## What to produce
Go through the entries below and report how many lines contain the string "cadre". Nothing but the number is wanted.

[Page and application data records]
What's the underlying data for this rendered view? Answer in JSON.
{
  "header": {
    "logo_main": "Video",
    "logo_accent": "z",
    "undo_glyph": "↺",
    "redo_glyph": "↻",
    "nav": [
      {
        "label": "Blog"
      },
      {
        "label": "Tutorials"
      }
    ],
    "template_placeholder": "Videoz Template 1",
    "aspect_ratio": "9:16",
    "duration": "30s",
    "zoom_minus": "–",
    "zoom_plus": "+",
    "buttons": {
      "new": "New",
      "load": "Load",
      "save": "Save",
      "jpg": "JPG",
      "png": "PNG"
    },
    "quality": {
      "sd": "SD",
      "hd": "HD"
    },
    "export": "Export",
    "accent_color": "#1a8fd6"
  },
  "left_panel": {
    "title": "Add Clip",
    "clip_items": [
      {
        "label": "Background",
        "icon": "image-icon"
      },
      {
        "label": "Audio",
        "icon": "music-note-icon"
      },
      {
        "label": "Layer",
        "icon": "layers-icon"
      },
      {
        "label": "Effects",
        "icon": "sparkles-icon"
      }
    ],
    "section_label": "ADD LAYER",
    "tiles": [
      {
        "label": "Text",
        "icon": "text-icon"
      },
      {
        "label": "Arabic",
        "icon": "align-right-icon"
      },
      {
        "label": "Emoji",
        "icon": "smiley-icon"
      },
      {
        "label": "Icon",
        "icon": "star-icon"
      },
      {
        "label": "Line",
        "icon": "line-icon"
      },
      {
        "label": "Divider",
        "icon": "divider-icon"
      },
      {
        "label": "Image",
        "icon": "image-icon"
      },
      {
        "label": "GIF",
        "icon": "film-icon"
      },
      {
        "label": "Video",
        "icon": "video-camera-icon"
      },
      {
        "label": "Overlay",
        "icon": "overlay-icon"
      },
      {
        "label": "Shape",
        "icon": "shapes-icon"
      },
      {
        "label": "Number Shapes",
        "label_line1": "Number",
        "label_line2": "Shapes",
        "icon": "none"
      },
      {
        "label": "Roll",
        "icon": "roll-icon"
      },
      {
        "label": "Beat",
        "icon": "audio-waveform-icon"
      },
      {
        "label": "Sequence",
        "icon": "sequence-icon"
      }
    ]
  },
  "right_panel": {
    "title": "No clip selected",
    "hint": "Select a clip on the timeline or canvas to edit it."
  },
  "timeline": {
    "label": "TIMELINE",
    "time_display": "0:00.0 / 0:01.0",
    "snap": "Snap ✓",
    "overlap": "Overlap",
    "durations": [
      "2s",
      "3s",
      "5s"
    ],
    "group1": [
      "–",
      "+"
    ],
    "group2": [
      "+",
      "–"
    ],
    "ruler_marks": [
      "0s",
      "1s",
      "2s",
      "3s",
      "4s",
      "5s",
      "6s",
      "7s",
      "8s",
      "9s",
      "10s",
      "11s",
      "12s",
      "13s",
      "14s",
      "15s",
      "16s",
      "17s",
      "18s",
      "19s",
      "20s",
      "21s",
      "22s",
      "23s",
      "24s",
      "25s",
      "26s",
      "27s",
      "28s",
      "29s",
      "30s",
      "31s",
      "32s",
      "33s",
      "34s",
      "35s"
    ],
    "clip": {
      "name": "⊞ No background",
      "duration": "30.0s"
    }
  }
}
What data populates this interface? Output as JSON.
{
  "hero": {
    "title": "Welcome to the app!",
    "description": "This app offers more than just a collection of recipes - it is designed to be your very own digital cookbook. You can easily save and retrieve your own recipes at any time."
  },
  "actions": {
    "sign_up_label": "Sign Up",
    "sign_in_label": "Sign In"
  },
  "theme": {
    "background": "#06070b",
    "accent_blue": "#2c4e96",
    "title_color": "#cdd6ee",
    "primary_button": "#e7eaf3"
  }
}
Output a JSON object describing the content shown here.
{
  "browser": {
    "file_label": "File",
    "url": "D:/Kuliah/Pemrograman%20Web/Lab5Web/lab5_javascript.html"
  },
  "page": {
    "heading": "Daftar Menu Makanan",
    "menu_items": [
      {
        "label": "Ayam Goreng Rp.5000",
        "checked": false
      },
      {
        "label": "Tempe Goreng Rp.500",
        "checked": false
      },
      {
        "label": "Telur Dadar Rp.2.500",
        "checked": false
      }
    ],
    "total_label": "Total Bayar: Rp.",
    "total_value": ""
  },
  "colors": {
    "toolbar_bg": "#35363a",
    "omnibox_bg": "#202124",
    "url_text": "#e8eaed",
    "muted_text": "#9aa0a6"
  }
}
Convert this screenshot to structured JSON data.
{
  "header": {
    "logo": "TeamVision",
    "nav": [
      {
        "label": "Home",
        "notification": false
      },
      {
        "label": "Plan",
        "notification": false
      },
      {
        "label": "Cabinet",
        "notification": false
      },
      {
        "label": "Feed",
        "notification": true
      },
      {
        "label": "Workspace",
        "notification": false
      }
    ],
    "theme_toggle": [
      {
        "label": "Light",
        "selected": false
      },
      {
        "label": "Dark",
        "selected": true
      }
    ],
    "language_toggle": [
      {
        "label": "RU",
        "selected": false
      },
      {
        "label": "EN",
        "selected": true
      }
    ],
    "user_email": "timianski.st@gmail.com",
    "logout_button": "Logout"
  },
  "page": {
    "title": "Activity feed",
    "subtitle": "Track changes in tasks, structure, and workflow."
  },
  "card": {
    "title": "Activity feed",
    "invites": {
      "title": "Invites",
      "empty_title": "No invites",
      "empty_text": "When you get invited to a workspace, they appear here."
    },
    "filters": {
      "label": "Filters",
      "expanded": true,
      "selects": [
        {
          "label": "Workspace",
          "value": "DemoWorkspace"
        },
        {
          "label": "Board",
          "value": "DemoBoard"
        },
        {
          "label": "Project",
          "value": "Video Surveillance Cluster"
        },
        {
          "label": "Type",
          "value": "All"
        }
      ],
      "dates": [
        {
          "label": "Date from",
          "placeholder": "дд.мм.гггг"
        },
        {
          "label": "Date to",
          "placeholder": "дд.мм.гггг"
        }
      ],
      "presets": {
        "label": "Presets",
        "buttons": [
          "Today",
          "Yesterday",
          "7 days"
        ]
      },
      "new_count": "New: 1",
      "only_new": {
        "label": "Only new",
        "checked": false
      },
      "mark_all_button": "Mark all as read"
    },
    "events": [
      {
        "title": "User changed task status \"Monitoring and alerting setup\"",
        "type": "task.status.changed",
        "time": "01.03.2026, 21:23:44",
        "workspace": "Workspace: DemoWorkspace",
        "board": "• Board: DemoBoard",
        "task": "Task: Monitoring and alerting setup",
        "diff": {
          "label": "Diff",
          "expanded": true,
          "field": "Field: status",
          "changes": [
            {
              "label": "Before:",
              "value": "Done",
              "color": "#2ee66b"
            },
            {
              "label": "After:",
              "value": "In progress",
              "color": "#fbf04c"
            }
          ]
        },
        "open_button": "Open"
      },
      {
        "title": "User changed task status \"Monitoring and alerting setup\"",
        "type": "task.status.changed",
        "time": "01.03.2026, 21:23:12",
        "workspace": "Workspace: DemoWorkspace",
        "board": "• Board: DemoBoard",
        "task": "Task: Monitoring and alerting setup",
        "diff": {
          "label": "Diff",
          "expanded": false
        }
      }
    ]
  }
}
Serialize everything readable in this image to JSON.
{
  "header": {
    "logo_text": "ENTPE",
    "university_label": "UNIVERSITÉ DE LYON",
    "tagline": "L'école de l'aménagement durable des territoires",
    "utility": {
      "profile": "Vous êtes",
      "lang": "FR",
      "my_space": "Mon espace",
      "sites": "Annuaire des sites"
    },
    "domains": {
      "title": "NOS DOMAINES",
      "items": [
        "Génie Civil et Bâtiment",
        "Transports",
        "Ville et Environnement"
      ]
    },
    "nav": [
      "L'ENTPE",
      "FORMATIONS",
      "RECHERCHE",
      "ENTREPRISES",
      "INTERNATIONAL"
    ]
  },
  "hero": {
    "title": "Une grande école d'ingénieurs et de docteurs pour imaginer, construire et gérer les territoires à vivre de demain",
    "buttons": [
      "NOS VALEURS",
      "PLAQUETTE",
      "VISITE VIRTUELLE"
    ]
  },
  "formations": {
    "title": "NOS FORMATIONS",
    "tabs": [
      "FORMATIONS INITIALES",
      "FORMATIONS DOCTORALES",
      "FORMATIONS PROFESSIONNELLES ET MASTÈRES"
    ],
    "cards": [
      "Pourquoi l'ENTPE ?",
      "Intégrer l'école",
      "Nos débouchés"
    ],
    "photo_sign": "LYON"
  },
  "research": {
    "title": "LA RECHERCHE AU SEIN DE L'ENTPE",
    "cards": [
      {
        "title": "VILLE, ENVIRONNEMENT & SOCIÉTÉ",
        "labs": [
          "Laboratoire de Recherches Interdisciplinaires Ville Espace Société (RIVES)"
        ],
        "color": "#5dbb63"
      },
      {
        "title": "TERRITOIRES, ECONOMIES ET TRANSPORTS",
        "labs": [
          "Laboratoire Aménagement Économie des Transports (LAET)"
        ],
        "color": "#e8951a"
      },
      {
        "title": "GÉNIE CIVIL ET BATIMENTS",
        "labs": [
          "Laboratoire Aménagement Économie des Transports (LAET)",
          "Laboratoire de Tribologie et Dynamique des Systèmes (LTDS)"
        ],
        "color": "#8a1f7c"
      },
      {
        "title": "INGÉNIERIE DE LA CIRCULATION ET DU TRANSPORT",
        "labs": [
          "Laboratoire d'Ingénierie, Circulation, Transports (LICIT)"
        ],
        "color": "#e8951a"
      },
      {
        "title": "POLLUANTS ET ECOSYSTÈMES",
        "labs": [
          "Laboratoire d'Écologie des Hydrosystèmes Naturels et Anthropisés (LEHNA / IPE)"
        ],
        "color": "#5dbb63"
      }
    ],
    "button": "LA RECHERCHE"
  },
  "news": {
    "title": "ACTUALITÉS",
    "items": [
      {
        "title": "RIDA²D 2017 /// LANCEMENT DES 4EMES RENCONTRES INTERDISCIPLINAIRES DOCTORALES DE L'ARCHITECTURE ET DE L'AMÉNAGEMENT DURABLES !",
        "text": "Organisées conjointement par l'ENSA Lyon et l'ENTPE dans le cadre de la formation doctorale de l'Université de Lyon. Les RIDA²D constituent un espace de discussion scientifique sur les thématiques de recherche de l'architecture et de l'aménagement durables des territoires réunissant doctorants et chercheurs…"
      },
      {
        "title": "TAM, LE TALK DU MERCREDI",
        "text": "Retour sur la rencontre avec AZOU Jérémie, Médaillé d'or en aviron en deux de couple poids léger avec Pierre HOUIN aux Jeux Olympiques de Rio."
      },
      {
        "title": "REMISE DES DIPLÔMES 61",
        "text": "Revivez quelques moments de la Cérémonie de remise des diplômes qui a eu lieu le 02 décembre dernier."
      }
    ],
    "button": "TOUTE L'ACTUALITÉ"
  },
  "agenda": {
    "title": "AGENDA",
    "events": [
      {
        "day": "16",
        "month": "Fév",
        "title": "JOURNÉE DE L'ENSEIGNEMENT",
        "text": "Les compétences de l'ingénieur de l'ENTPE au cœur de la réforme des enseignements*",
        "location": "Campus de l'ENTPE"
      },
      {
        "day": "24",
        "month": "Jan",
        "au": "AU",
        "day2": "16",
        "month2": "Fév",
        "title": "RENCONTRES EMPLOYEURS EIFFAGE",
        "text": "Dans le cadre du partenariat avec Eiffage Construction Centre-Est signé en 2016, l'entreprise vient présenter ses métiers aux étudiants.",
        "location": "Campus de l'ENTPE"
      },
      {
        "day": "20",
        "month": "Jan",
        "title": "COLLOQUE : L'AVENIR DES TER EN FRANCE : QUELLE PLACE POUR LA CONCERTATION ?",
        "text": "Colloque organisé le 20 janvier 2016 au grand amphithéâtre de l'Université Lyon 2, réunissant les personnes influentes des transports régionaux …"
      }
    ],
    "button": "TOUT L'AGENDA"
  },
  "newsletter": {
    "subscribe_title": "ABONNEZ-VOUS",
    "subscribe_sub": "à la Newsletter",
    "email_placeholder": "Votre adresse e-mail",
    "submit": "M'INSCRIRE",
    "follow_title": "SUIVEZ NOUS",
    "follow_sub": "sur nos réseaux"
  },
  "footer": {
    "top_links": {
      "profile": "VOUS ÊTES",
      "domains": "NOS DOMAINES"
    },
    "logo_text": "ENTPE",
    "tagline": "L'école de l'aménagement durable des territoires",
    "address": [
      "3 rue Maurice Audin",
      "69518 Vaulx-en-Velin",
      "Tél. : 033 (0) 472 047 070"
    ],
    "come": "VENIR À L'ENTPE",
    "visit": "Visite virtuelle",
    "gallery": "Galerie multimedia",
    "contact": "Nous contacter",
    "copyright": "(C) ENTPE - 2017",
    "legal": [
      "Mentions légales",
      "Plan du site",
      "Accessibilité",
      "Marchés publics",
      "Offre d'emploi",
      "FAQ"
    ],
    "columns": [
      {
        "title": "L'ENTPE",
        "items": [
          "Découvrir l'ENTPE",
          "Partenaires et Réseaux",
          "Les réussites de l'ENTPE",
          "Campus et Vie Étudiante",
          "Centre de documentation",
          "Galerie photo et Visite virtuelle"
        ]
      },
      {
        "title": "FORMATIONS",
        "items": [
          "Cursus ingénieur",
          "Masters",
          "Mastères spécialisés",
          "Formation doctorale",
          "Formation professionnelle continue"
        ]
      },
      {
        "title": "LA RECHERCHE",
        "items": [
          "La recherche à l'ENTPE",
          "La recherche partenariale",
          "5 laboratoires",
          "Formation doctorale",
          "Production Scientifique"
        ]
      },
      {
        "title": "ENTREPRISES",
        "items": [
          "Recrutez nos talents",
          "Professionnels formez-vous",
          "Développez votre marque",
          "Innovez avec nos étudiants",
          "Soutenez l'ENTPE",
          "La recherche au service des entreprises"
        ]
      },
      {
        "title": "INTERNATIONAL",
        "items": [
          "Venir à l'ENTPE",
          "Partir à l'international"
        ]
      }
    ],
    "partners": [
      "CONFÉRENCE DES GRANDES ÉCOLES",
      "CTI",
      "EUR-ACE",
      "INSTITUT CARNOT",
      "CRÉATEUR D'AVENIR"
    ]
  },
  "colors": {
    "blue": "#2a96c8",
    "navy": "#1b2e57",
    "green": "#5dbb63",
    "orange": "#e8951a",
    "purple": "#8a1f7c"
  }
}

## Solution to this exercise
2